Cargo space also betters that of most competitors, even with the third-row raised. There's 21 cubic feet with all seats in place, versus the 16 to 18 range of most rival crossovers (it's even more than the mechanically related Hyundai Palisade that's jumbo in its own right). Now, as we discovered when cargo-testing the Telluride, achieving that 21-cubic-foot max capacity behind the third row is accomplished by removing the floor panel (stored outside the car) that adds 5 inches of depth, but nevertheless, the result is being able to stow more bags than any other three-row crossover besides the Chevrolet Traverse/Buick Enclave.

With all seats lowered, only the Ford Explorer and Chevrolet Traverse outdo the Telluride's 87 cubic feet of maximum space.

What are the Telluride fuel economy and performance specs?

Unlike the Sorento, which provides a choice of hybrid and plug-in hybrid powertrains, the Telluride continues to offer a single choice of engine: a 3.8-liter V6 engine that produces 291 horsepower and 262 pound-feet of torque.
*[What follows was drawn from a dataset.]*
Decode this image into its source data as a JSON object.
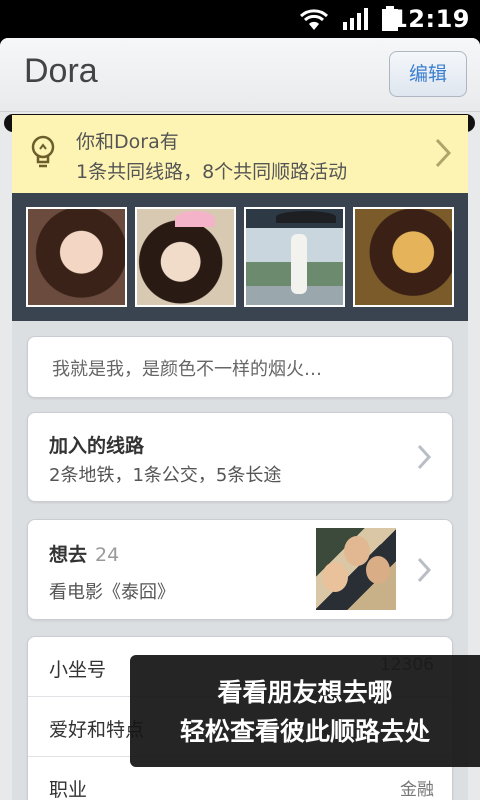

These are strong numbers for the segment. An eight-speed automatic and front-wheel drive are standard, but all-wheel is an option. That system constantly alters the amount of power going to the front and rear axles, with the percentage of distribution differing depending on the selected drive mode. For instance, Sport splits power 65/35 front/rear, whereas Comfort and Snow have a 80/20 split. There's also a Lock mode best suited for off-roading, which keeps things 50/50. Towing capacity is rated at 5,000 pounds, which is typical for a large family crossover.

EPA-estimated fuel economy is 20 mpg city, 26 mpg highway and 23 mpg combined with front-wheel drive, and 19/24/21 with all-wheel drive. This is effectively the same as most competitors.

What's the Telluride like to drive?

The Telluride definitely doesn't follow in the footsteps of the Stinger or other sporty Kias that demonstrate sharp handling and even driving fun. There's lots of body roll, but it's not uncontrolled, as the suspension sets itself nicely through a corner while maintaining composure over big bumps or undulations. The steering, at least in Smart or Sport modes, is also precise enough and provides confidence to the driver. The Comfort mode is too numb and allows too much play at speed.

In terms of ride quality, the optional big 20-inch wheels create choppy reactions to certain road imperfections and we'd avoid them. In general, though, the ride is perfectly pleasant and at least comparable to most competitors. Really, the Telluride strikes a great balance between comfort and driver confidence that should be perfect for many. It also, importantly, doesn't drive as big as its sizable dimensions would imply.

Power from its standard V6 engine is ample and similar to what you'll find in most competitors, though it certainly won't blow you away. Really, it's in keeping with the rest of the Telluride's driving experience: largely forgettable but also vice-free.

What other Kia Telluride reviews can I read?